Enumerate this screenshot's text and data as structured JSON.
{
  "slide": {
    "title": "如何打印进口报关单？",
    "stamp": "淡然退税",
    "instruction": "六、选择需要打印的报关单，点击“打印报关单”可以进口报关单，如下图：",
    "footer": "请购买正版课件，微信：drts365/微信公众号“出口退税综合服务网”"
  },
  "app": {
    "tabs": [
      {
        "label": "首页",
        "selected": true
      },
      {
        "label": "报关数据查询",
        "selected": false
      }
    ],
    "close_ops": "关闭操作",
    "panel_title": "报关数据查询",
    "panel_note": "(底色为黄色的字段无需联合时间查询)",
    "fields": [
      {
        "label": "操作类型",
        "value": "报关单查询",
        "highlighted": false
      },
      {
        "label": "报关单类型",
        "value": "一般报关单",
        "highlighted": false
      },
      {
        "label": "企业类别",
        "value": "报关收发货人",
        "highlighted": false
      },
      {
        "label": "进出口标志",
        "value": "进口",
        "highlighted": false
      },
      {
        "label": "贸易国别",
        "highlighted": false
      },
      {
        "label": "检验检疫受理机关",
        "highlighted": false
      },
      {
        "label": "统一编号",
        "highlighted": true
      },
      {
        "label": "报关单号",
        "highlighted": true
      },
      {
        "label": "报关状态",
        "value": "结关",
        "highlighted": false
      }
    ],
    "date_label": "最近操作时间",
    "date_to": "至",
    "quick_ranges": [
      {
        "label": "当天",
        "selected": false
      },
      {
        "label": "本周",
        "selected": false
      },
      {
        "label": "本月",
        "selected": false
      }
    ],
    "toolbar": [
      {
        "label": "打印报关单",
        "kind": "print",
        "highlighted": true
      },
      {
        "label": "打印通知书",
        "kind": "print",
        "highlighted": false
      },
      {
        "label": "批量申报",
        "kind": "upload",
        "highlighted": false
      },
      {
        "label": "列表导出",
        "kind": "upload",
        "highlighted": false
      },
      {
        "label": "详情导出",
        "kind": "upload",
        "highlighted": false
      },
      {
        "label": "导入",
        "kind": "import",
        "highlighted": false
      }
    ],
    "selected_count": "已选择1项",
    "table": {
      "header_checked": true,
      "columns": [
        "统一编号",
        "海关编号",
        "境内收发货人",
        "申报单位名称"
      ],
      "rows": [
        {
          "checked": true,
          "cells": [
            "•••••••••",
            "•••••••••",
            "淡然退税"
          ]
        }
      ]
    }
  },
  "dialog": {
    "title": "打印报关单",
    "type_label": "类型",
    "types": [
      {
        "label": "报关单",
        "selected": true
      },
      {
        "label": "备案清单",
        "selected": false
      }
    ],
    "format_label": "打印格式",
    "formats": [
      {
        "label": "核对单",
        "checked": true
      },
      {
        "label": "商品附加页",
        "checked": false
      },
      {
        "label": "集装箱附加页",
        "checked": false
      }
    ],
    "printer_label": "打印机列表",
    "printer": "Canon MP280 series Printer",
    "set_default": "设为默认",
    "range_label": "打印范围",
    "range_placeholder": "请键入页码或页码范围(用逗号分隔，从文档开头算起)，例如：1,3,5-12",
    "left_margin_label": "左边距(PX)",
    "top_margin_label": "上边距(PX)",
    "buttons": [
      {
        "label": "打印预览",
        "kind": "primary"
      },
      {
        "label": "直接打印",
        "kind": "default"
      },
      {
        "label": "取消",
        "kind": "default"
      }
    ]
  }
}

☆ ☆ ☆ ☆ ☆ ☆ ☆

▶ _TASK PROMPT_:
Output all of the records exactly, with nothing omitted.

▶ _REPLY TO THE TASK_:
Enumerate this screenshot's text and data as structured JSON.
{
  "slide": {
    "title": "如何打印进口报关单？",
    "stamp": "淡然退税",
    "instruction": "六、选择需要打印的报关单，点击“打印报关单”可以进口报关单，如下图：",
    "footer": "请购买正版课件，微信：drts365/微信公众号“出口退税综合服务网”"
  },
  "app": {
    "tabs": [
      {
        "label": "首页",
        "selected": true
      },
      {
        "label": "报关数据查询",
        "selected": false
      }
    ],
    "close_ops": "关闭操作",
    "panel_title": "报关数据查询",
    "panel_note": "(底色为黄色的字段无需联合时间查询)",
    "fields": [
      {
        "label": "操作类型",
        "value": "报关单查询",
        "highlighted": false
      },
      {
        "label": "报关单类型",
        "value": "一般报关单",
        "highlighted": false
      },
      {
        "label": "企业类别",
        "value": "报关收发货人",
        "highlighted": false
      },
      {
        "label": "进出口标志",
        "value": "进口",
        "highlighted": false
      },
      {
        "label": "贸易国别",
        "highlighted": false
      },
      {
        "label": "检验检疫受理机关",
        "highlighted": false
      },
      {
        "label": "统一编号",
        "highlighted": true
      },
      {
        "label": "报关单号",
        "highlighted": true
      },
      {
        "label": "报关状态",
        "value": "结关",
        "highlighted": false
      }
    ],
    "date_label": "最近操作时间",
    "date_to": "至",
    "quick_ranges": [
      {
        "label": "当天",
        "selected": false
      },
      {
        "label": "本周",
        "selected": false
      },
      {
        "label": "本月",
        "selected": false
      }
    ],
    "toolbar": [
      {
        "label": "打印报关单",
        "kind": "print",
        "highlighted": true
      },
      {
        "label": "打印通知书",
        "kind": "print",
        "highlighted": false
      },
      {
        "label": "批量申报",
        "kind": "upload",
        "highlighted": false
      },
      {
        "label": "列表导出",
        "kind": "upload",
        "highlighted": false
      },
      {
        "label": "详情导出",
        "kind": "upload",
        "highlighted": false
      },
      {
        "label": "导入",
        "kind": "import",
        "highlighted": false
      }
    ],
    "selected_count": "已选择1项",
    "table": {
      "header_checked": true,
      "columns": [
        "统一编号",
        "海关编号",
        "境内收发货人",
        "申报单位名称"
      ],
      "rows": [
        {
          "checked": true,
          "cells": [
            "•••••••••",
            "•••••••••",
            "淡然退税"
          ]
        }
      ]
    }
  },
  "dialog": {
    "title": "打印报关单",
    "type_label": "类型",
    "types": [
      {
        "label": "报关单",
        "selected": true
      },
      {
        "label": "备案清单",
        "selected": false
      }
    ],
    "format_label": "打印格式",
    "formats": [
      {
        "label": "核对单",
        "checked": true
      },
      {
        "label": "商品附加页",
        "checked": false
      },
      {
        "label": "集装箱附加页",
        "checked": false
      }
    ],
    "printer_label": "打印机列表",
    "printer": "Canon MP280 series Printer",
    "set_default": "设为默认",
    "range_label": "打印范围",
    "range_placeholder": "请键入页码或页码范围(用逗号分隔，从文档开头算起)，例如：1,3,5-12",
    "left_margin_label": "左边距(PX)",
    "top_margin_label": "上边距(PX)",
    "buttons": [
      {
        "label": "打印预览",
        "kind": "primary"
      },
      {
        "label": "直接打印",
        "kind": "default"
      },
      {
        "label": "取消",
        "kind": "default"
      }
    ]
  }
}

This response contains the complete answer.